The player, which was announced last year, is an attempt to develop a digital file format and player to match the sound quality of analogue music, something which the standardization of smaller mp3 files has helped erode. The player’s 128GB drive will be able to store between 100 and 500 high resolution albums, capturing the “highest audio fidelity possible, bringing to life the true emotion and detail of the music, the way the artist recorded it.”
The player will launch into a rapidly eroding market for stand-alone music players, which have mostly been absorbed as bundled features in smartphones and tablets. iPod sales have been on a steady decline in recent years, and dropped 52 percent in Apple’s 4th Quarter 2013 compared to a year earlier, selling just 6 million units across all models. Meanwhile, the sudden popularity of subscription services like Spotify and Pandora have weakened the sale of digital tracks, which saw their first ever decline in 2013, while the number of streamed songs rose 32 percent to 118 billion.
With the emergence of the iPod, the constraints that bound forced consumers to listen to music ritualistically to one performer for one prolonged period began to weaken. Unlike the gramophone or hi-fi system, there was nothing immediately musical about the iPod, it was a small computer with RAM, a small storage drive, and a rigorously simple interface. It could just as easily have been an SMS device, a digital address book, or a pocket encyclopedia. It was a genuinely cryptic device, whose value came more from its support for a model of compulsive, unbounded consumption, than for the quality of goods it offered. It wasn’t a music player but a compulsion enabler.
Being out of fashion is not the same as being out of touch, and in his own sweet way, Young’s attempt to revive last century’s values for consumption is a reminder of what we are sacrificing in transforming to a digital culture of non-stop access to digital packets that never quite match their analogue counterparts.

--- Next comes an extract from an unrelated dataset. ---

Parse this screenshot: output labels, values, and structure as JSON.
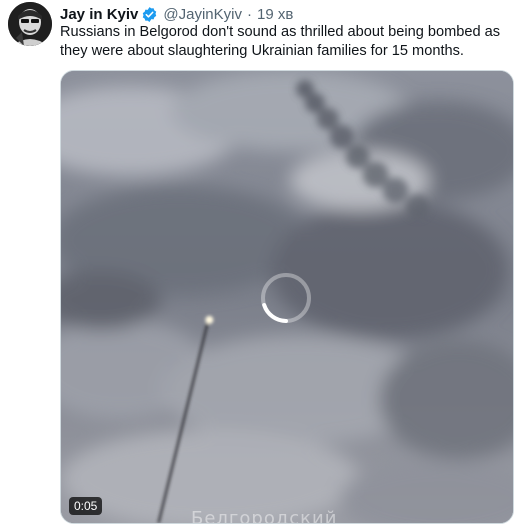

Turning on iTunes feels like a museum of all the unsteady emotional crutches I’ve leaned on throughout the years. I bought an entire Pete Townshend album after hearing one song play in a TJ Maxx while waiting for my mother to finish returning a sweater one christmas break. I have an album of hip-hop songs I bought from a man on a subway seven years ago that sounded good in the 30-second samples he played me. Why was it I needed to listen to “Stars 4-Ever” by Robyn 340 times two winters ago? And there is my favorite song, which iTunes tells me I have never once listened to.My own iTunes collection is an overgrown heap of strange names and albums, many of which I don’t remember buying or copying to my hard drive. Other songs are so sickeningly beloved that listening is redundant as they have already been thoroughly imprinted into my brain. Other songs are total strangers that seem to be trespassing, petitioning for attention where they’re not welcome. I don’t want or need most of what I have come to possess in the decade-long process of amassing a digital music library.
The transition to subscription-based streaming lightens this uncanny weight by simply offering access to everything. Songs become atmospheric and don’t have to be personally accounted for. And if a song begins to feel alienating, it simply disappears again into the incomprehensible whole from which it emerged.
With Spotify I find myself listening in a perpetually collapsing pool of memory, with the newness and unexpected swinging from one familiar song into a network of 10 unfamiliar ones. I have little recollection of what I’ve listened to yesterday or the day before. The pleasure of discovering a new song is overwritten by a flood of similar variations by the hundreds of acts taking their turn striking somebody else’s pose.
Streaming services take us a step closer toward directly and efficiently manipulating the brain through exposure to patterned musical data, with less and less need for celebrity, zeitgeist, or community. In this culture, Young’s righteous faith that the sensual qualities surrounding the ritual consumption of music matter more than the basic patterns of the information music contains seems hopelessly outmoded. Being out of fashion is not the same as being out of touch, and in his own sweet way, Young’s attempt to revive last century’s values for consumption is a reminder of what we are sacrificing in transforming to a digital culture of non-stop access to digital packets that never quite match their analogue counterparts.
We are moving from a time of slowness and prolonged focus to one of speedy mania, where the thing itself is less important than the effect it produces. The tragic flaw in Young’s plan is that quality of music only matters in a world where quantity of music is limited enough to make it perceptible. In our world, we have only room for the highs.
Michael Thomsen is Complex's tech columnist. He has written for Slate, The Atlantic, The New Inquiry, NewYorker.com, Billboard, and is author of Levitate the Primate: Handjobs, Internet Dating, and Other Issues for Men. He tweets often at @mike_thomsen.